BEGIN Given information

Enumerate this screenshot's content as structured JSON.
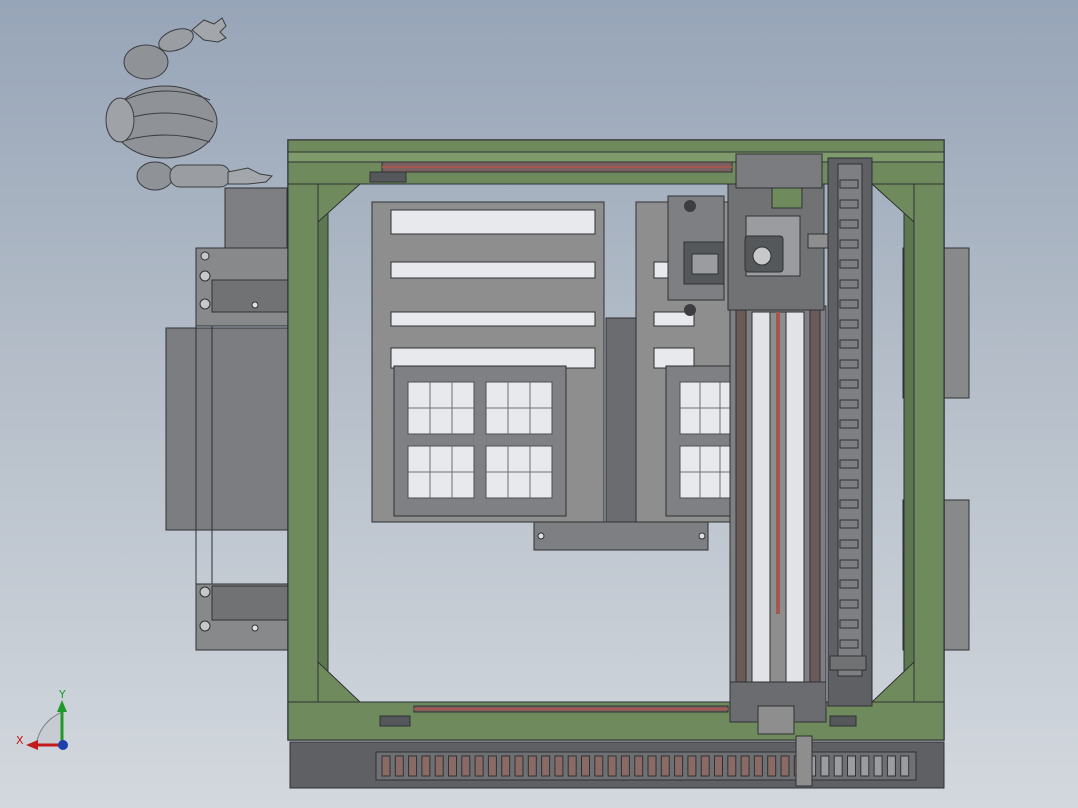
{
  "view": {
    "background_top": "#97a5b8",
    "background_bottom": "#d3d8de"
  },
  "colors": {
    "frame_green": "#6f8a5c",
    "frame_green_dark": "#4f6a44",
    "steel": "#7d7f82",
    "steel_dark": "#55585b",
    "panel": "#8e8e8e",
    "rail_red": "#a2574f",
    "robot_grey": "#8f9398",
    "axis_x": "#c21a1a",
    "axis_y": "#1f9a2a",
    "axis_z": "#1c3fae"
  },
  "triad": {
    "x_label": "X",
    "y_label": "Y",
    "x_icon": "axis-x-arrow-icon",
    "y_icon": "axis-y-arrow-icon",
    "z_icon": "axis-z-dot-icon"
  }
}
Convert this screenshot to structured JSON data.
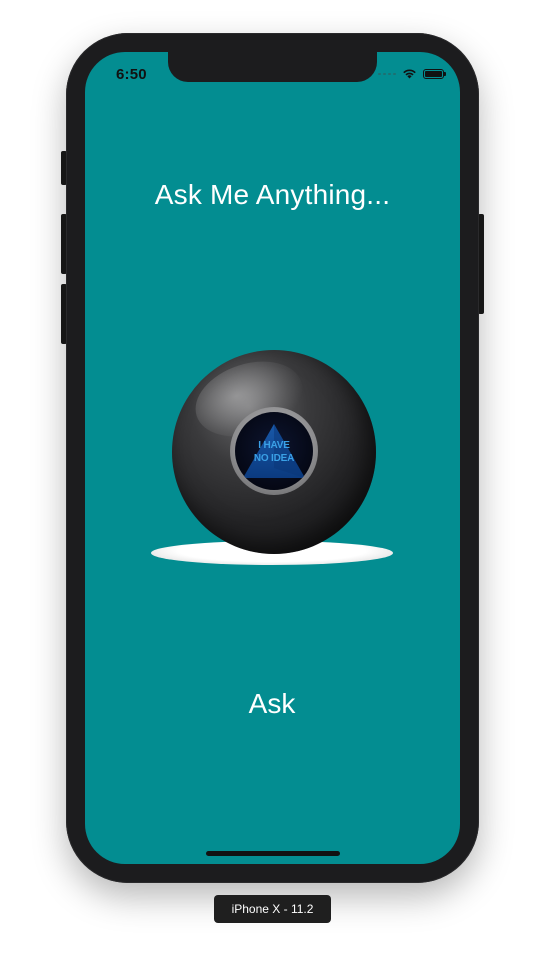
{
  "status_bar": {
    "time": "6:50",
    "icons": [
      "cellular-signal-icon",
      "wifi-icon",
      "battery-icon"
    ]
  },
  "app": {
    "question_label": "Ask Me Anything...",
    "magic_ball": {
      "answer_text": "I HAVE\nNO IDEA",
      "image_name": "magic-8-ball"
    },
    "ask_button_label": "Ask",
    "background_color": "#038d91",
    "text_color": "#ffffff"
  },
  "simulator": {
    "device_label": "iPhone X - 11.2"
  }
}
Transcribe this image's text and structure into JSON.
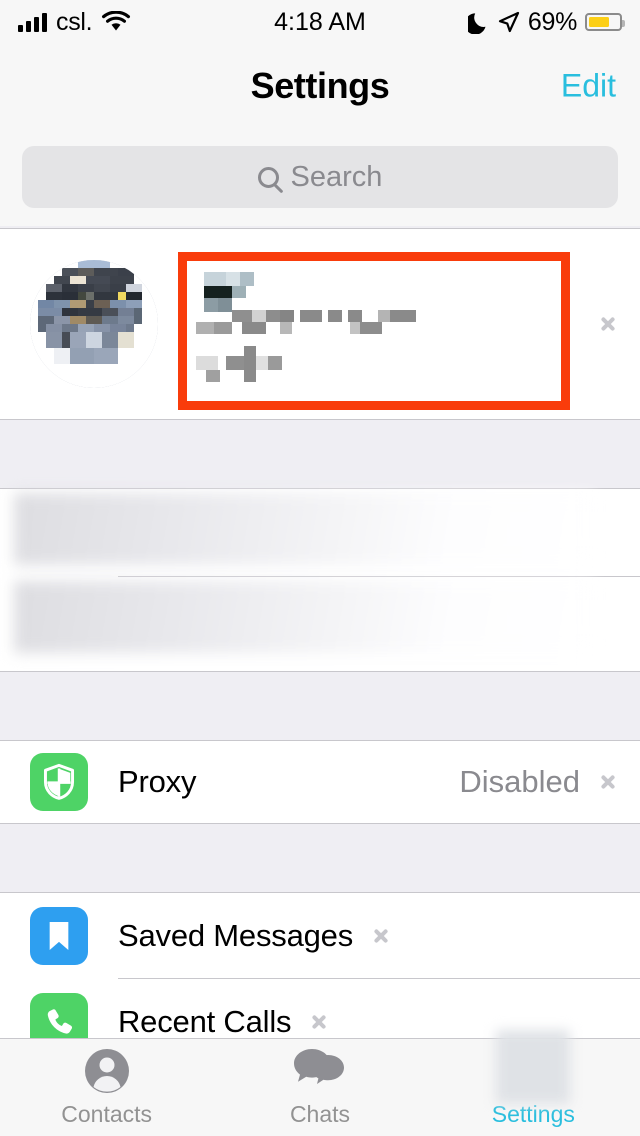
{
  "status_bar": {
    "carrier": "csl.",
    "time": "4:18 AM",
    "battery_percent": "69%",
    "signal_icon": "signal-bars-icon",
    "wifi_icon": "wifi-icon",
    "dnd_icon": "moon-icon",
    "location_icon": "location-arrow-icon",
    "battery_icon": "battery-icon",
    "battery_level": 69
  },
  "nav": {
    "title": "Settings",
    "edit_label": "Edit"
  },
  "search": {
    "placeholder": "Search",
    "icon": "search-icon"
  },
  "profile": {
    "name": "",
    "phone": "",
    "username": "",
    "redacted": true,
    "chevron": "chevron-right-icon",
    "highlight_color": "#F93C0B"
  },
  "sections": {
    "redacted_group": {
      "rows": [
        {
          "label": "",
          "redacted": true
        },
        {
          "label": "",
          "redacted": true
        }
      ]
    },
    "proxy_group": {
      "rows": [
        {
          "label": "Proxy",
          "value": "Disabled",
          "icon": "shield-icon",
          "icon_color": "#4ED366",
          "chevron": "chevron-right-icon"
        }
      ]
    },
    "messages_group": {
      "rows": [
        {
          "label": "Saved Messages",
          "value": "",
          "icon": "bookmark-icon",
          "icon_color": "#2E9FF0",
          "chevron": "chevron-right-icon"
        },
        {
          "label": "Recent Calls",
          "value": "",
          "icon": "phone-icon",
          "icon_color": "#4ED366",
          "chevron": "chevron-right-icon"
        }
      ]
    }
  },
  "tabbar": {
    "tabs": [
      {
        "label": "Contacts",
        "icon": "person-icon",
        "active": false
      },
      {
        "label": "Chats",
        "icon": "chat-bubbles-icon",
        "active": false
      },
      {
        "label": "Settings",
        "icon": "gear-icon",
        "active": true,
        "redacted": true
      }
    ],
    "active_color": "#29BEDE",
    "inactive_color": "#929292"
  }
}
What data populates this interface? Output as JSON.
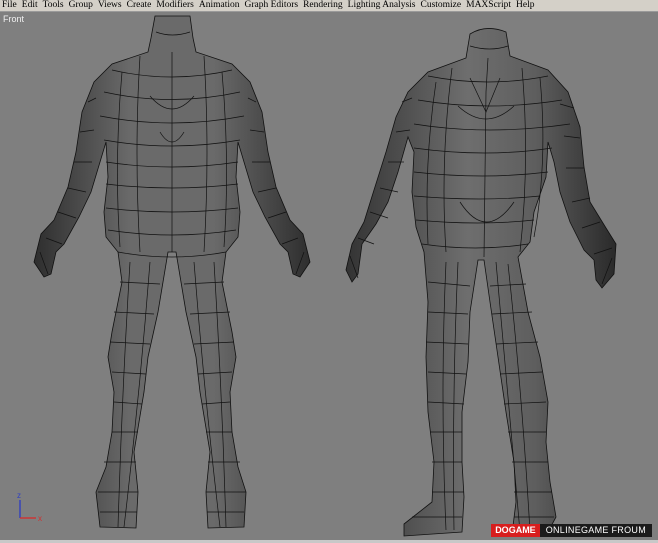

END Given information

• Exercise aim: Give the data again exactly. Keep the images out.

• Problem solution:
Enumerate this screenshot's content as structured JSON.
{
  "view": {
    "background_top": "#97a5b8",
    "background_bottom": "#d3d8de"
  },
  "colors": {
    "frame_green": "#6f8a5c",
    "frame_green_dark": "#4f6a44",
    "steel": "#7d7f82",
    "steel_dark": "#55585b",
    "panel": "#8e8e8e",
    "rail_red": "#a2574f",
    "robot_grey": "#8f9398",
    "axis_x": "#c21a1a",
    "axis_y": "#1f9a2a",
    "axis_z": "#1c3fae"
  },
  "triad": {
    "x_label": "X",
    "y_label": "Y",
    "x_icon": "axis-x-arrow-icon",
    "y_icon": "axis-y-arrow-icon",
    "z_icon": "axis-z-dot-icon"
  }
}
Convert this screenshot to structured JSON data.
{
  "status_bar": {
    "time": "6:50",
    "icons": [
      "cellular-signal-icon",
      "wifi-icon",
      "battery-icon"
    ]
  },
  "app": {
    "question_label": "Ask Me Anything...",
    "magic_ball": {
      "answer_text": "I HAVE\nNO IDEA",
      "image_name": "magic-8-ball"
    },
    "ask_button_label": "Ask",
    "background_color": "#038d91",
    "text_color": "#ffffff"
  },
  "simulator": {
    "device_label": "iPhone X - 11.2"
  }
}
Transcribe this image's text and structure into JSON.
{
  "status_bar": {
    "carrier": "csl.",
    "time": "4:18 AM",
    "battery_percent": "69%",
    "signal_icon": "signal-bars-icon",
    "wifi_icon": "wifi-icon",
    "dnd_icon": "moon-icon",
    "location_icon": "location-arrow-icon",
    "battery_icon": "battery-icon",
    "battery_level": 69
  },
  "nav": {
    "title": "Settings",
    "edit_label": "Edit"
  },
  "search": {
    "placeholder": "Search",
    "icon": "search-icon"
  },
  "profile": {
    "name": "",
    "phone": "",
    "username": "",
    "redacted": true,
    "chevron": "chevron-right-icon",
    "highlight_color": "#F93C0B"
  },
  "sections": {
    "redacted_group": {
      "rows": [
        {
          "label": "",
          "redacted": true
        },
        {
          "label": "",
          "redacted": true
        }
      ]
    },
    "proxy_group": {
      "rows": [
        {
          "label": "Proxy",
          "value": "Disabled",
          "icon": "shield-icon",
          "icon_color": "#4ED366",
          "chevron": "chevron-right-icon"
        }
      ]
    },
    "messages_group": {
      "rows": [
        {
          "label": "Saved Messages",
          "value": "",
          "icon": "bookmark-icon",
          "icon_color": "#2E9FF0",
          "chevron": "chevron-right-icon"
        },
        {
          "label": "Recent Calls",
          "value": "",
          "icon": "phone-icon",
          "icon_color": "#4ED366",
          "chevron": "chevron-right-icon"
        }
      ]
    }
  },
  "tabbar": {
    "tabs": [
      {
        "label": "Contacts",
        "icon": "person-icon",
        "active": false
      },
      {
        "label": "Chats",
        "icon": "chat-bubbles-icon",
        "active": false
      },
      {
        "label": "Settings",
        "icon": "gear-icon",
        "active": true,
        "redacted": true
      }
    ],
    "active_color": "#29BEDE",
    "inactive_color": "#929292"
  }
}
What data populates this interface? Output as JSON.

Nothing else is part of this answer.